If Maliki continues to wear down his opponents and maintains his position, his survival could come at a steep political price for Iraq and for the region. This is because the tactics he has used to overcome the crisis exploited the narrow interests and security dilemmas of certain Iraqi groups (i.e., Sunni Arab fear of Kurdish domination) instead of embracing a broad-based discussion with all factions regarding power sharing. Though Maliki's efforts to reach outside his sectarian base to recruit Sunni Arab supporters are positive, the prime minister could now be tempted to continue building his power base on negative Arab nationalist opposition to the Kurds, outcast Sunni Arab factions, and Turkish influence.
The U.S.-backed concept of an inclusive national conference remains a good idea based on sound principles, but the current crisis might be an appropriate moment to guide the opposition elements away from perennial blind alleys such as formalized power sharing using new institutions such as a National Council for Strategic Policy. Instead, these elements should pursue more fruitful avenues such as reform of the security sector, including a distribution of the powers now concentrated in the Office of the Commander-in-Chief through the appointment of a minister of interior and the introduction of legislation to regulate use of Iraq's counterterrorism command. Building on existing institutions and laws, both parliament and local government should be strengthened, particularly parliament's oversight of military command appointments.

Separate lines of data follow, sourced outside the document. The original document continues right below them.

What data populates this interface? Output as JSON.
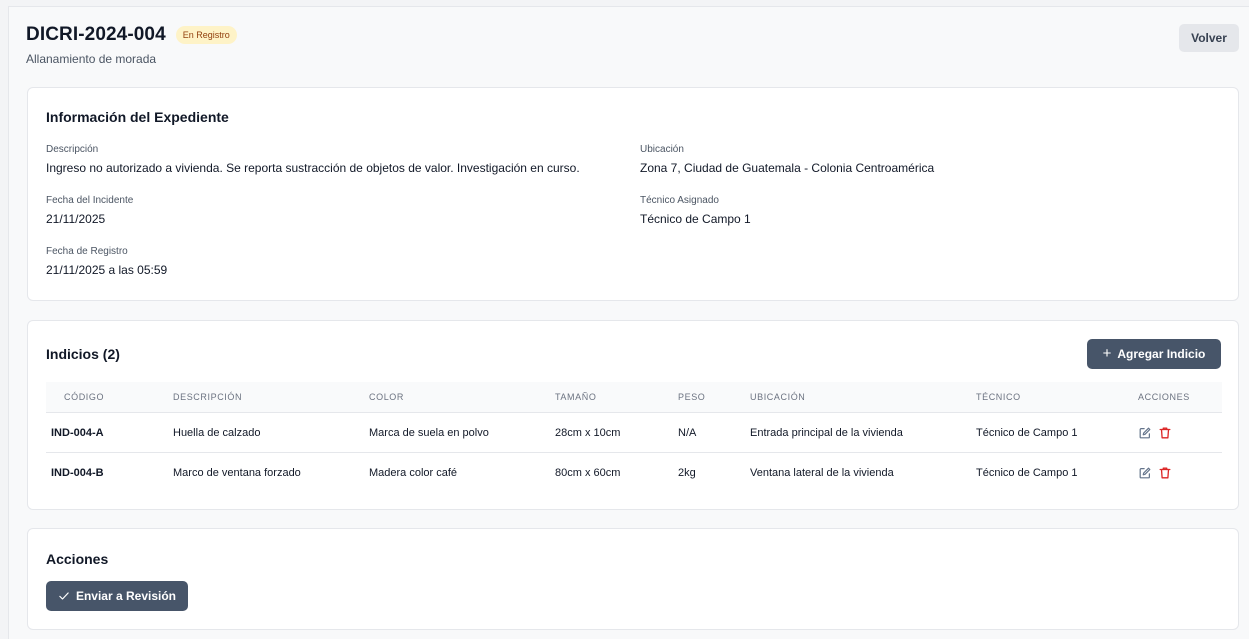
{
  "header": {
    "title": "DICRI-2024-004",
    "status_badge": "En Registro",
    "subtitle": "Allanamiento de morada",
    "back_label": "Volver"
  },
  "info": {
    "title": "Información del Expediente",
    "descripcion_label": "Descripción",
    "descripcion_value": "Ingreso no autorizado a vivienda. Se reporta sustracción de objetos de valor. Investigación en curso.",
    "ubicacion_label": "Ubicación",
    "ubicacion_value": "Zona 7, Ciudad de Guatemala - Colonia Centroamérica",
    "fecha_incidente_label": "Fecha del Incidente",
    "fecha_incidente_value": "21/11/2025",
    "tecnico_label": "Técnico Asignado",
    "tecnico_value": "Técnico de Campo 1",
    "fecha_registro_label": "Fecha de Registro",
    "fecha_registro_value": "21/11/2025 a las 05:59"
  },
  "indicios": {
    "title": "Indicios (2)",
    "add_label": "Agregar Indicio",
    "add_icon": "plus-icon",
    "columns": [
      "CÓDIGO",
      "DESCRIPCIÓN",
      "COLOR",
      "TAMAÑO",
      "PESO",
      "UBICACIÓN",
      "TÉCNICO",
      "ACCIONES"
    ],
    "rows": [
      [
        "IND-004-A",
        "Huella de calzado",
        "Marca de suela en polvo",
        "28cm x 10cm",
        "N/A",
        "Entrada principal de la vivienda",
        "Técnico de Campo 1"
      ],
      [
        "IND-004-B",
        "Marco de ventana forzado",
        "Madera color café",
        "80cm x 60cm",
        "2kg",
        "Ventana lateral de la vivienda",
        "Técnico de Campo 1"
      ]
    ],
    "row_icons": [
      "edit-icon",
      "trash-icon"
    ]
  },
  "acciones": {
    "title": "Acciones",
    "send_label": "Enviar a Revisión",
    "send_icon": "check-icon"
  },
  "colors": {
    "primary_button": "#475569",
    "badge_bg": "#fef3c7",
    "edit_icon": "#64748b",
    "delete_icon": "#dc2626"
  }
}
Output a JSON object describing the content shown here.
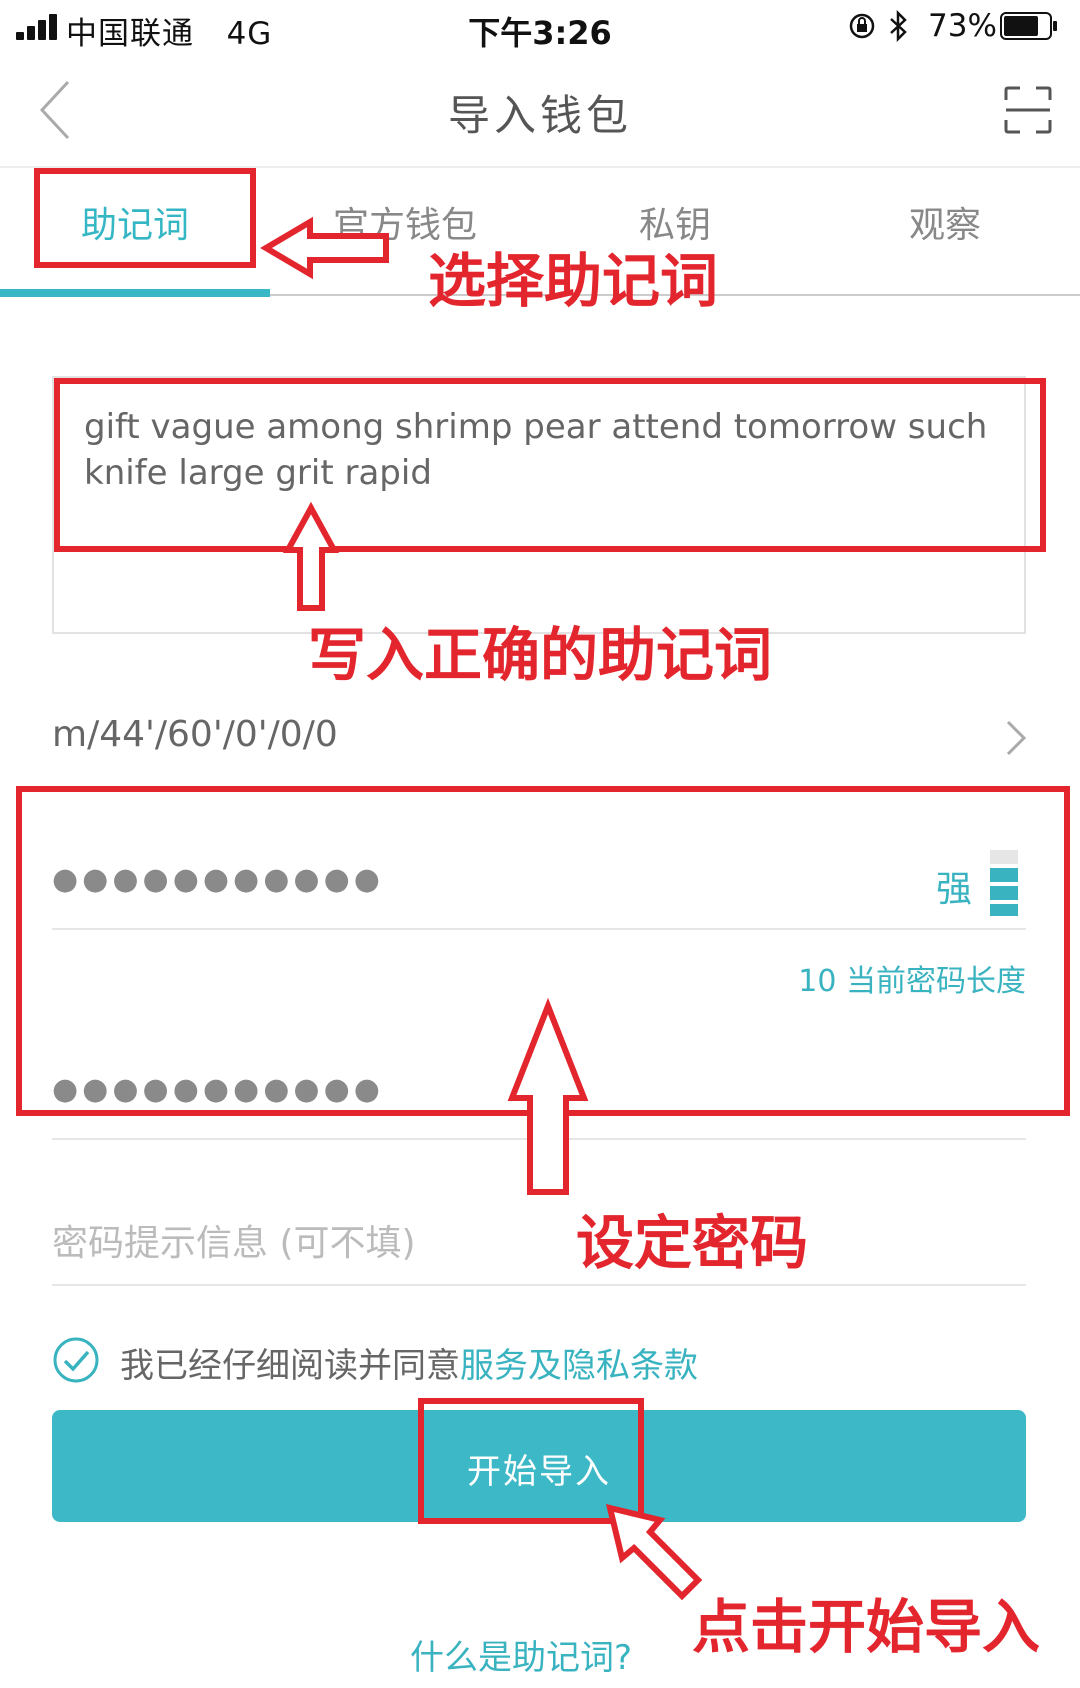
{
  "status_bar": {
    "carrier": "中国联通",
    "network": "4G",
    "time": "下午3:26",
    "battery": "73%"
  },
  "nav": {
    "title": "导入钱包",
    "back_icon": "chevron-left-icon",
    "scan_icon": "scan-icon"
  },
  "tabs": [
    {
      "label": "助记词",
      "active": true
    },
    {
      "label": "官方钱包",
      "active": false
    },
    {
      "label": "私钥",
      "active": false
    },
    {
      "label": "观察",
      "active": false
    }
  ],
  "mnemonic": {
    "value": "gift vague among shrimp pear attend tomorrow such knife large grit rapid"
  },
  "derivation_path": {
    "value": "m/44'/60'/0'/0/0"
  },
  "password": {
    "value_mask": "●●●●●●●●●●●",
    "strength_label": "强",
    "length_text": "10 当前密码长度",
    "confirm_mask": "●●●●●●●●●●●"
  },
  "hint": {
    "placeholder": "密码提示信息 (可不填)"
  },
  "agreement": {
    "text": "我已经仔细阅读并同意",
    "link": "服务及隐私条款",
    "checked": true
  },
  "start_button": {
    "label": "开始导入"
  },
  "help_link": {
    "label": "什么是助记词?"
  },
  "annotations": {
    "select_mnemonic": "选择助记词",
    "enter_mnemonic": "写入正确的助记词",
    "set_password": "设定密码",
    "click_import": "点击开始导入"
  },
  "colors": {
    "accent": "#3db8c6",
    "annotation": "#e3262d"
  }
}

Another negative aspect of the crisis is its clear demonstration that Iran and its proxies are once again intrinsic to Maliki's political survival. As in the previous government-formation sagas of 2006 and 2010, this case has shown that Iran plays an active and quite effective role in Iraqi politics, though its influence is not without limitations. Turkey, for its part, arguably suffered a reverse, with its key interlocutors in Iraq (the KDP and some segments of Iraqiyah) isolated in their outright opposition to Maliki. This could complicate much-needed Iraqi-Turkish cooperation on key issues such as hydrocarbon exports and the Syrian crisis, pushing Iraq further toward the Syria-Iran axis and further away from the Arab world and the United States -- a very bad result.
The United States has a proven track record of supporting Iraq's international rehabilitation, working toward releasing the country from UN Chapter VII status (i.e., the longstanding restrictions related to reparations for the 1990 invasion of Kuwait) while providing security and economic assistance. Washington's delicate handling of the current crisis might allay some of Maliki's deep-seated fears that the Americans are allied with a Sunni bloc in the region intent on curtailing his rule; Washington has earned a chance to speak by showing that it is not seeking to pick Iraq's next leader. With U.S. encouragement, broad-based national dialogue may increase the chance that in the next political crisis, Maliki will survive by compromising with domestic partners, rather than reaching out to foreign states with no real commitment to Iraq's interests.
Michael Knights is a Lafer fellow with The Washington Institute, specializing in the military and security affairs of Iraq, Iran, Libya, Yemen, and the Gulf Arab states.